Former Boy Scout leaders say they've turned in more than 1.4 million petition signatures demanding the Boy Scouts of America end its policy banning gay scouts and leaders. The national organization, based in Irving, might consider a change this week, but that’s unclear.
Greg Bourke was an assistant troop leader in Kentucky for years. He says he was respected by scouts, leaders, parents, even the church that sponsored the troop -- until he came out of the closet and was forced to quit last year.
“I would like to know what it is they don’t like about me and what they’re afraid of," he says. "I pose no harm to anyone. I’ve passed all background checks. I’ve been through youth protection training a million times. I’ve done everything they’ve ever asked me to do.”
As a parent of a Cub Scout who's now a Boy Scout, Bourke still leads Boy Scouts and adults on campouts and trips. He just can’t do so officially, because the Boy Scout organization says, as a gay man, he’s unqualified to lead. That makes no sense to him. Bourke has been honored by Kentucky’s Legislature for his leadership, and he’s a respected Girl Scout leader. (That organization has no gay ban.)
Despite demands from Bourke and others to end the gay ban, some current and former scouts, including Gov. Rick Perry, want the the policy left alone.
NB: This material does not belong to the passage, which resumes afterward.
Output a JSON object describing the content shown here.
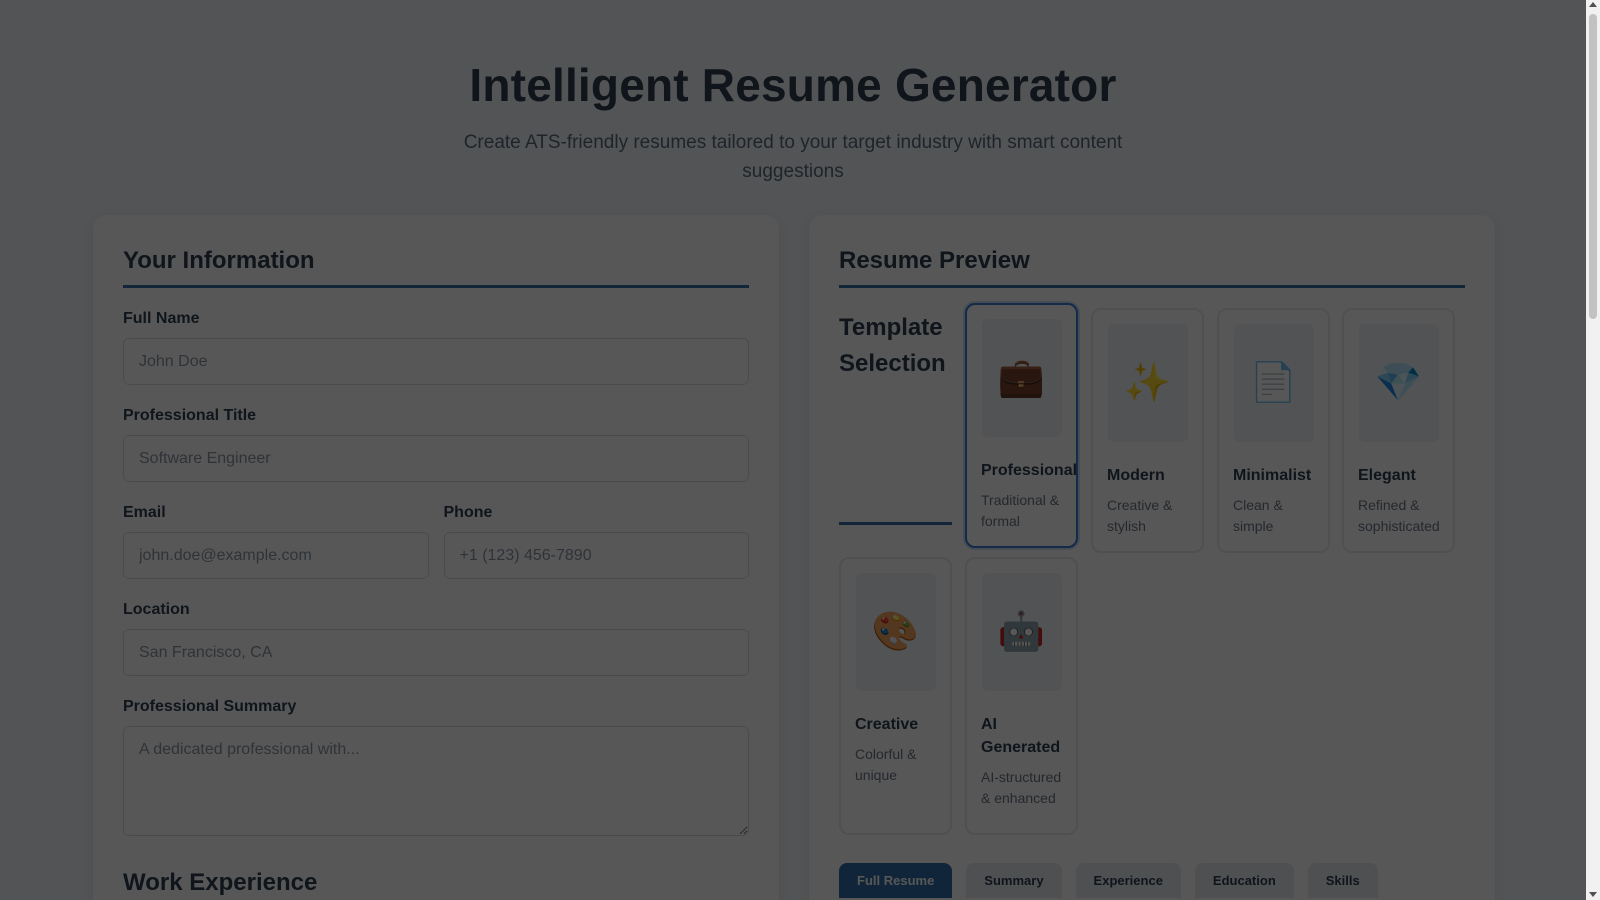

“Scouting is not a place where sexuality should be the intersection," Perry said. "Scouting is about teaching a substantial amount of life lessons. Sexuality is not one of them. It never has been, it doesn’t need to be.”
The Boy Scouts of America national executive board is meeting in Irving this week and could consider revising or changing its gay ban. Reports suggest the ban might be left up to individual troops. But so far, officials won’t say if the item is even on the board agenda, and it also offered no comment on the petition signatures.